TASK DETAILS: Should a line below contain the word "with", report it.

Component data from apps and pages
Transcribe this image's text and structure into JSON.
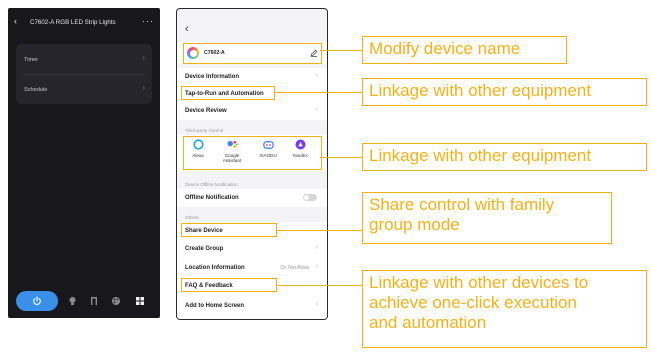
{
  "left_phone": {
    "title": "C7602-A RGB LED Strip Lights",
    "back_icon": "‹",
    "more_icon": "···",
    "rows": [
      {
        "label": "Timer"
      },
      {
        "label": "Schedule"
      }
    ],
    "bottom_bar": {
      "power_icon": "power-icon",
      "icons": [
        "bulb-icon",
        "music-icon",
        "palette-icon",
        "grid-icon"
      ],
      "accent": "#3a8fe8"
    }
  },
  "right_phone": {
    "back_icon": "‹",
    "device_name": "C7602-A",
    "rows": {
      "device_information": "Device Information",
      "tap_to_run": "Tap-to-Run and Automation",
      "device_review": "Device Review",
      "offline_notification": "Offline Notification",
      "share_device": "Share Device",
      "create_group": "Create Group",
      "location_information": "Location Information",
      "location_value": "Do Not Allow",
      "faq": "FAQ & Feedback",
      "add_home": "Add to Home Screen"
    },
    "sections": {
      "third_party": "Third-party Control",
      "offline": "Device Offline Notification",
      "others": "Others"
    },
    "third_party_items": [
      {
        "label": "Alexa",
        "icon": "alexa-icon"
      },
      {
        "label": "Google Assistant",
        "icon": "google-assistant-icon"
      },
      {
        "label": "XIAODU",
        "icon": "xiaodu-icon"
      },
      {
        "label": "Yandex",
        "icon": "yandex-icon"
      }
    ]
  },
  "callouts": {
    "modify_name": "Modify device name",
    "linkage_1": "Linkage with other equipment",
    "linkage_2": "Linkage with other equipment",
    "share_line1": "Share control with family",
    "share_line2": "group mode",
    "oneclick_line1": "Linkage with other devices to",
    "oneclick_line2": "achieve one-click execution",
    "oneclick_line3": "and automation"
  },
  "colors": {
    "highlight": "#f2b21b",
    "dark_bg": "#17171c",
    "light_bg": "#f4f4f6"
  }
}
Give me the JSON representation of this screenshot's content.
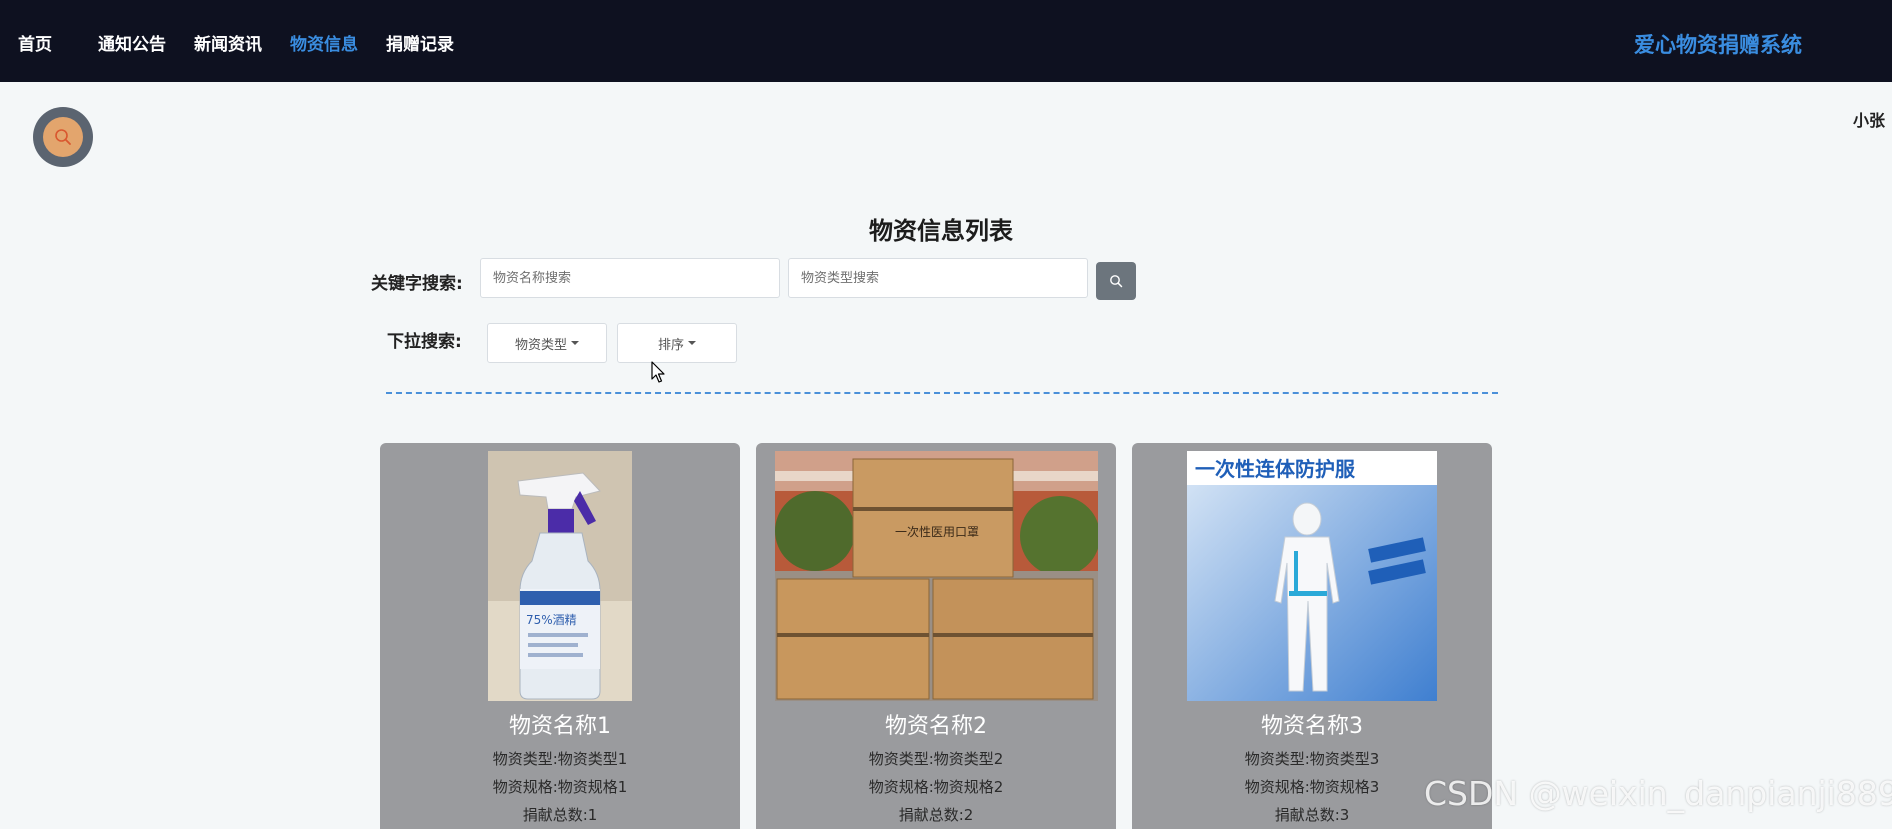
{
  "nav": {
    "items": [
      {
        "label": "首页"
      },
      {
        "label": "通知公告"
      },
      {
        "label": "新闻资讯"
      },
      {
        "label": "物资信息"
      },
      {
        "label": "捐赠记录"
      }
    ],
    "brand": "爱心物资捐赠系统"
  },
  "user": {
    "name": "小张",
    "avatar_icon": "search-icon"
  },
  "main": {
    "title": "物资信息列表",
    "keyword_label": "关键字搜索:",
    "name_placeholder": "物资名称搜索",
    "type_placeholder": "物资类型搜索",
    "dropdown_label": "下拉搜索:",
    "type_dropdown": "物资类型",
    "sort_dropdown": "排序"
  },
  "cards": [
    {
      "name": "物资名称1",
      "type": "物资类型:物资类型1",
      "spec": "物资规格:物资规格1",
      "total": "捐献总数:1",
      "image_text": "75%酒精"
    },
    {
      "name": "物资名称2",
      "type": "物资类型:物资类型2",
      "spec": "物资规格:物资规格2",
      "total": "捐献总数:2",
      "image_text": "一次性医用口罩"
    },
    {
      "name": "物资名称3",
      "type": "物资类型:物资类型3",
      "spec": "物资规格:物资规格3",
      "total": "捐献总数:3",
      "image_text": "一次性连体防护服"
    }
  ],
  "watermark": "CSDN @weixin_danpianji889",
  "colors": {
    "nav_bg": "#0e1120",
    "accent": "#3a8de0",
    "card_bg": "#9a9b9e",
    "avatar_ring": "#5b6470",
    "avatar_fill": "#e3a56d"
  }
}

REPLY:
    "linkage_1": "Linkage with other equipment",
    "linkage_2": "Linkage with other equipment",
    "share_line1": "Share control with family",
    "oneclick_line1": "Linkage with other devices to",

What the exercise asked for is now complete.